PACT Act now fully enforceable
BUFFALO, N.Y. - U.S. Attorney William J. Hochul, Jr. and Alcohol, Tobacco, Firearms and Explosives New York Field Division Special Agent in Charge Joseph A. Anarumo announced today that after nearly three years of litigation, the lawsuit seeking to stop the federal law aimed at restricting the internet sales of cigarettes and sales to children has ended with the dismissal of several Native American cigarette retailers’ claims.
In June of 2010, Red Earth, LLC., d/b/a Seneca Smokeshop, and the Seneca Free Trade Association (“SFTA”), which represent over 140 Seneca owned smoke shops, sued the federal government to stop the enforcement of the new federal law, referred to as the PACT Act (Prevent All Cigarette Trafficking), just days before it was to go into effect. In July 2010, U.S. District Judge Richard J. Arcara issued a preliminary injunction preventing the United States from enforcing certain sections of the PACT Act relating to the collection of state taxes on cigarette sales and other state regulations. Judge Arcara upheld other portions of the PACT Act, including a ban on retailers using the United States Postal Service to mail cigarettes.
The Government and plaintiffs both appealed to the Second Circuit Court of Appeals which upheld Judge Arcara’s preliminary injunction and referred the case back to the district court for trial and the district court litigation continued. However, in April of this year, the SFTA discontinued its claims and asked that its lawsuit be dismissed. In addition, on June 7, 2013, Judge Arcara dismissed the remaining Red Earth claims pursuant to an agreement between the U.S. Attorney’s Office and Red Earth. The dismissal also vacated the earlier preliminary injunction which essentially means that the full scope of the PACT Act can now be enforced nationwide by the federal government.

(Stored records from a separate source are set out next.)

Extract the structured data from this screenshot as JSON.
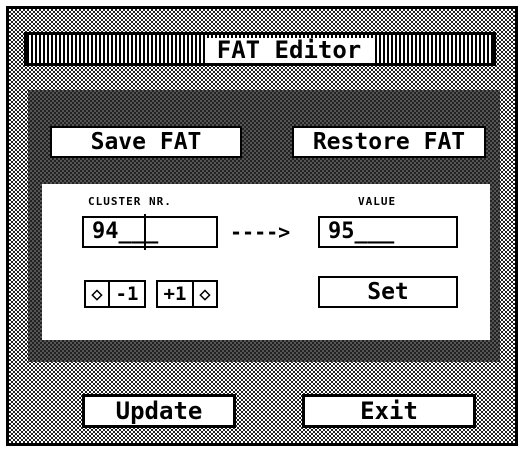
{
  "window": {
    "title": "FAT Editor"
  },
  "buttons": {
    "save_fat": "Save FAT",
    "restore_fat": "Restore FAT",
    "set": "Set",
    "update": "Update",
    "exit": "Exit"
  },
  "cluster": {
    "label": "CLUSTER NR.",
    "value": "94___",
    "decrement_icon": "◇",
    "decrement_label": "-1",
    "increment_label": "+1",
    "increment_icon": "◇"
  },
  "value_field": {
    "label": "VALUE",
    "value": "95___"
  },
  "arrow": "---->"
}
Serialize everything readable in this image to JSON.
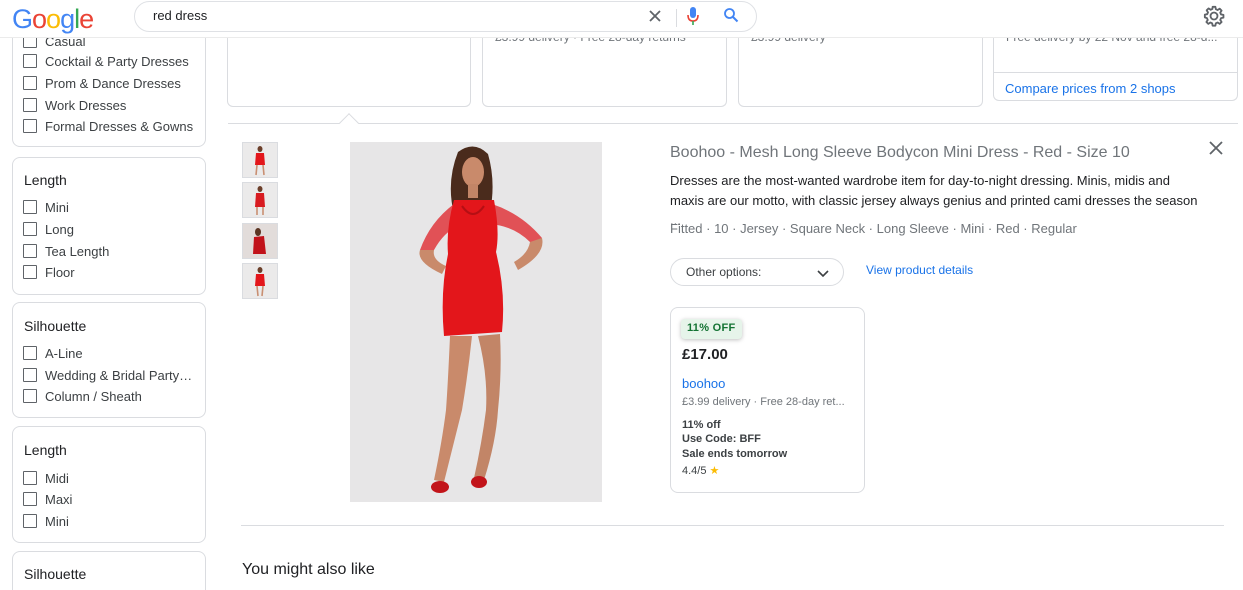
{
  "header": {
    "logo": [
      "G",
      "o",
      "o",
      "g",
      "l",
      "e"
    ],
    "logo_colors": [
      "#4285f4",
      "#ea4335",
      "#fbbc05",
      "#4285f4",
      "#34a853",
      "#ea4335"
    ],
    "search_value": "red dress",
    "icons": [
      "close-icon",
      "microphone-icon",
      "search-icon",
      "gear-icon"
    ]
  },
  "filters": [
    {
      "title": "",
      "options": [
        "Casual",
        "Cocktail & Party Dresses",
        "Prom & Dance Dresses",
        "Work Dresses",
        "Formal Dresses & Gowns"
      ]
    },
    {
      "title": "Length",
      "options": [
        "Mini",
        "Long",
        "Tea Length",
        "Floor"
      ]
    },
    {
      "title": "Silhouette",
      "options": [
        "A-Line",
        "Wedding & Bridal Party Dresses",
        "Column / Sheath"
      ]
    },
    {
      "title": "Length",
      "options": [
        "Midi",
        "Maxi",
        "Mini"
      ]
    },
    {
      "title": "Silhouette",
      "options": []
    }
  ],
  "top_cards": [
    {
      "text": "· · · · · · · · · · · · ·"
    },
    {
      "text": "£3.99 delivery · Free 28-day returns"
    },
    {
      "text": "£3.99 delivery"
    },
    {
      "text": "Free delivery by 22 Nov and free 28-d...",
      "compare": "Compare prices from 2 shops"
    }
  ],
  "product": {
    "title": "Boohoo - Mesh Long Sleeve Bodycon Mini Dress - Red - Size 10",
    "description": "Dresses are the most-wanted wardrobe item for day-to-night dressing. Minis, midis and maxis are our motto, with classic jersey always genius and printed cami dresses the season ...",
    "tags": "Fitted · 10 · Jersey · Square Neck · Long Sleeve · Mini · Red · Regular",
    "other_options": "Other options:",
    "view_details": "View product details",
    "offer": {
      "badge": "11% OFF",
      "price": "£17.00",
      "store": "boohoo",
      "delivery": "£3.99 delivery · Free 28-day ret...",
      "promo_1": "11% off",
      "promo_2": "Use Code: BFF",
      "promo_3": "Sale ends tomorrow",
      "rating": "4.4/5",
      "star": "★"
    }
  },
  "section_title": "You might also like",
  "colors": {
    "accent_link": "#1a73e8",
    "dress_red": "#e3161b",
    "badge_green": "#137333"
  }
}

"With the end of this litigation, the federal government can now begin to enforce the full breadth and scope of the PACT Act and help insure that our nation’s children are protected from the sales of cigarettes to minors,” said U.S. Attorney Hochul. “The PACT Act will also allow for the proper tax revenues to be collected on the sales of cigarettes by each state, revenues which will be used to finance additional health programs to combat the devastating health effects felt by Americans due to the availability of cheap cigarettes.”
“The PACT Act was passed to combat interstate trafficking in untaxed tobacco which has been found to deprive governments of billions of tax dollars and to fund organized criminal activity,” said Alcohol, Tobacco, Firearms and Explosives Special Agent in Charge Joseph A. Anarumo. “We are pleased that the Government will finally be able to use this important legislative tool.”
The PACT Act litigation was handled by Assistant U.S. Attorney and Civil Division Chief Mary E. Fleming, Assistant U.S. Attorney Richard D. Kaufman, Special Assistant U.S. Attorneys Jeffrey A. Cohen and Matthew Myerson of the ATF Office of Chief Counsel and the Department of Justice’s Consumer Litigation Attorney Gerald Kell.